Newspapers across the political spectrum have recognised the serious implications of yesterday’s ruling on Ashers Baking Company.
In the wake of the judgment, The Guardian and The Telegraph both issued editorials condemning the ruling as damaging to free speech.
And two prominent homosexuals wrote strongly in favour of Ashers, stressing that freedom of expression – a keystone of democracy – is under attack.
Yesterday, judges at the Court of Appeal in Belfast ruled that the McArthur family, who own and run Ashers, had discriminated against customer Gareth Lee by declining to decorate a cake with the slogan ‘Support Gay Marriage’.
Under the headline “Christians will suffer from this half-baked ‘gay cake’ law”, the Telegraph editorial said both Christians and freedom of expression would suffer because of the ‘fatuous’ ruling.
Outlining the facts of the case, it described it as a “deadly serious matter concerning freedom of expression and the rights of people to hold an opinion or object to someone else’s”.
A deadly serious matter concerning freedom of expression
The newspaper said the court was wrong to rule that “icing the cake did not mean the bakers agreed with the message”, and joined the McArthurs in calling for a change in the law.
A Guardian editorial said the ruling “cannot be welcomed by anyone who cares about free speech”.
The case, it argued, was “an attempt to compel someone to express – even in sugar paste – an opinion they rejected with all their hearts”.
— David Blevins (@skydavidblevins) October 25, 2016
‘The law is wrong’
Articles in The Telegraph and the Independent were scathing in their criticism of the judgment.
Writing in The Telegraph, journalist Neil Midgley said that, as a gay man, he was “siding with the Christians”.
the ruling cannot be welcomed by anyone who cares about free speech
“I’m horrified that Christian bakers are being forced to surrender their beliefs”.
He added: “This gay plaintiff is wrong; the law is wrong. Nobody should be forced by law to bake anybody else a cake. Ever.”
Discriminating against ideas
Homosexual rights and free speech campaigner Peter Tatchell also upheld his support for Ashers, having publicly changed his mind about the case earlier this year.
Writing in the Independent, Tatchell called the verdict a “defeat for freedom of expression”.
I’m siding with the Christians
“Ashers did not discriminate against the customer, Gareth Lee, because he was gay.
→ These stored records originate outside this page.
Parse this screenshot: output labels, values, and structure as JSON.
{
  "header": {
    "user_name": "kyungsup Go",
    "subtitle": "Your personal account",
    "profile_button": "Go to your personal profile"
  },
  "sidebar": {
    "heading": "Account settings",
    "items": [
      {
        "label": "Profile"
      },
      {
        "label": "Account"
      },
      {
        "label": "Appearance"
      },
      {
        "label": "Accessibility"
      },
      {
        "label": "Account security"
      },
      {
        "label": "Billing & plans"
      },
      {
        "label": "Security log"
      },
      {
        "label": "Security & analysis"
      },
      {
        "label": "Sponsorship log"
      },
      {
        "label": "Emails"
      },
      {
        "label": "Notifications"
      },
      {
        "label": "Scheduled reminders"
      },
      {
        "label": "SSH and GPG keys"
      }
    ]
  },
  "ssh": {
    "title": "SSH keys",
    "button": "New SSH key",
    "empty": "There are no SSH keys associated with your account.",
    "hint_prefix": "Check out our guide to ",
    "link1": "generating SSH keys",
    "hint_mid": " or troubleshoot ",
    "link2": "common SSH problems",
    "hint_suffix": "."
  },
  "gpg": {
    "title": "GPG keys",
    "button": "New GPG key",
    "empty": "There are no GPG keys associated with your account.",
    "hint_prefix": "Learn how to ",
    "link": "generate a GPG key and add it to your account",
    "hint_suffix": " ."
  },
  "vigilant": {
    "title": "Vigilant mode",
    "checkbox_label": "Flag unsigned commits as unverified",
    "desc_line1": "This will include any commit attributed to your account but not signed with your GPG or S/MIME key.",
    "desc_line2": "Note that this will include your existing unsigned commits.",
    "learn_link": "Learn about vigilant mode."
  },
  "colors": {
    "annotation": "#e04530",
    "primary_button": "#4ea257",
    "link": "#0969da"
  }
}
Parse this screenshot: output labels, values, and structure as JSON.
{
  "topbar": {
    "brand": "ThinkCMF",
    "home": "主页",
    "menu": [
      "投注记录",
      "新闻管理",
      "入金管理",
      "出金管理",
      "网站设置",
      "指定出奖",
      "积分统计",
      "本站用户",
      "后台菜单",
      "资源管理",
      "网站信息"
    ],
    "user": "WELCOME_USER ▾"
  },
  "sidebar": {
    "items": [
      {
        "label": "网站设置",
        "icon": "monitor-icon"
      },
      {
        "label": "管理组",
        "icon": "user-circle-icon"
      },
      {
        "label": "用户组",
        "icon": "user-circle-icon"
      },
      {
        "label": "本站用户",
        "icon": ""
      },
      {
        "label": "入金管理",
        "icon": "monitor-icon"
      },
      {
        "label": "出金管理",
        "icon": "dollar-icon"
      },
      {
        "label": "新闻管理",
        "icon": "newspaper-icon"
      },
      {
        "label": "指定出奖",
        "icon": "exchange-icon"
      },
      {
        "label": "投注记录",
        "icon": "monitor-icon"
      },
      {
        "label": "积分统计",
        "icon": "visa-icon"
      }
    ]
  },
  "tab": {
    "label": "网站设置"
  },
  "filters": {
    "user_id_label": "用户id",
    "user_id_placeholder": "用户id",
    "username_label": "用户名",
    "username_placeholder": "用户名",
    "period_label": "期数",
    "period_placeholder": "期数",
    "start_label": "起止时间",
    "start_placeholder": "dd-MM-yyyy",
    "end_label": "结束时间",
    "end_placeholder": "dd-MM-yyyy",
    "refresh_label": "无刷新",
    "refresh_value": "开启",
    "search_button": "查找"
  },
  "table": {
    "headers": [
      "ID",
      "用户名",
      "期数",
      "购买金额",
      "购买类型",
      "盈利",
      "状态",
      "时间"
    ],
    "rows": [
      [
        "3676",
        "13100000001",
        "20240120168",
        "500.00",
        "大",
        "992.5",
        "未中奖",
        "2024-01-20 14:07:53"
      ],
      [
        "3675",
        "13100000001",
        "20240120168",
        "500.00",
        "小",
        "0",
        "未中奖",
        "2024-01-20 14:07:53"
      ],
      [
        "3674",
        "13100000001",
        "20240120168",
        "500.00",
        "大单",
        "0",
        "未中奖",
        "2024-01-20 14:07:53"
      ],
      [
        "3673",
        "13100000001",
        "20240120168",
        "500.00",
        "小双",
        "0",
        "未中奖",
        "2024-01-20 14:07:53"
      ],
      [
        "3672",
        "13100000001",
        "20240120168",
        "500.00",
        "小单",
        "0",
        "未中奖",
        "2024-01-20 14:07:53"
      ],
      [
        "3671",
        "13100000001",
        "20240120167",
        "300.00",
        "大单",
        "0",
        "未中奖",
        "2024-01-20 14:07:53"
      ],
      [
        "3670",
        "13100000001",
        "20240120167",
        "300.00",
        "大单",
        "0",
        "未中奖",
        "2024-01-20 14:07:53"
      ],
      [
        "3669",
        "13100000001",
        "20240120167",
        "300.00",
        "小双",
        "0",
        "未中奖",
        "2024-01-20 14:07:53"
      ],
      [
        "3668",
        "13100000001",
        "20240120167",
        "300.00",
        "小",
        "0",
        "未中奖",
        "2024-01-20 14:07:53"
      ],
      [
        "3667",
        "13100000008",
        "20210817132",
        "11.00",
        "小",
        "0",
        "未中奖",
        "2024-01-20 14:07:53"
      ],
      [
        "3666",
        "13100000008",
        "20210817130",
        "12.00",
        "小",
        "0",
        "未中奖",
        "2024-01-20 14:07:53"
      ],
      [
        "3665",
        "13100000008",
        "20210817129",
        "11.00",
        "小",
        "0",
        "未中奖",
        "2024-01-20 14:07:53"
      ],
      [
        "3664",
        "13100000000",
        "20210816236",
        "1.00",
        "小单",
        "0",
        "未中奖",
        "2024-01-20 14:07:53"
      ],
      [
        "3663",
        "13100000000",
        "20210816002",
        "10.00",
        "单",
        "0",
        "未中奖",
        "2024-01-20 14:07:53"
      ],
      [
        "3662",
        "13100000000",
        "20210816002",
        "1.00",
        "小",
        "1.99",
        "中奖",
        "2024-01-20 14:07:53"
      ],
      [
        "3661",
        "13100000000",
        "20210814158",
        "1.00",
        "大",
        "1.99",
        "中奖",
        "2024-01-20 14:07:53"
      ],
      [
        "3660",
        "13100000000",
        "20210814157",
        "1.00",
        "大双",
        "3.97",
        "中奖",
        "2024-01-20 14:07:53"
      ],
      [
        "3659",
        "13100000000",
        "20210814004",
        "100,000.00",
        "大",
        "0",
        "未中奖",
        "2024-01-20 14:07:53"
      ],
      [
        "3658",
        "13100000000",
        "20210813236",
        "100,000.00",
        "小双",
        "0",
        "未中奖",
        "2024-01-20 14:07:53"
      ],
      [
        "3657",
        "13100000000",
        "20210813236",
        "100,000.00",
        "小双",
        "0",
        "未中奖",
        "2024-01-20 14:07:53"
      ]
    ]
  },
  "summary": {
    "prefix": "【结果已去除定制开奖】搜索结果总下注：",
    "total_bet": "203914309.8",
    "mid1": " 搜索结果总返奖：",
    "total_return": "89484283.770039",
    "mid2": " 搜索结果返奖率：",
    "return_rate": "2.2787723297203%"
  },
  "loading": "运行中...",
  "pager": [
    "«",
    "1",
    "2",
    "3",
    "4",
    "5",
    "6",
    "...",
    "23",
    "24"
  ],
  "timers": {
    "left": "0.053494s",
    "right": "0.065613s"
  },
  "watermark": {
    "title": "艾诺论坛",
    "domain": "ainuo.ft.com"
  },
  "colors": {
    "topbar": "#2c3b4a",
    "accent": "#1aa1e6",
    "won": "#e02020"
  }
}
They objected to the message he wanted on the cake: ‘Support gay marriage’.”
He continued: “in a democratic society, people should be able to discriminate against ideas they disagree with. I am saddened that the court did not reach the same conclusion”.
Handing down the judgment in Belfast yesterday, Lord Chief Justice Sir Declan Morgan and two other senior judges upheld County Court Judge Isobel Brownlie’s previous ruling that the McArthur family discriminated against Gareth Lee.
This verdict is a defeat for freedom of expression.
The judges recognised that the family did not refuse the service because Mr Lee was gay, but nonetheless ruled that refusing the order because of its slogan “was direct discrimination”.
The judgment states that Ashers can provide a “service to all or none but not to a selection of customers”, adding: “What they may not do is provide a service that only reflects their own political or religious message in relation to sexual orientation”.
The McArthur family and The Christian Institute, which provided legal support for them, will be taking legal advice to see what options for appeal remain open.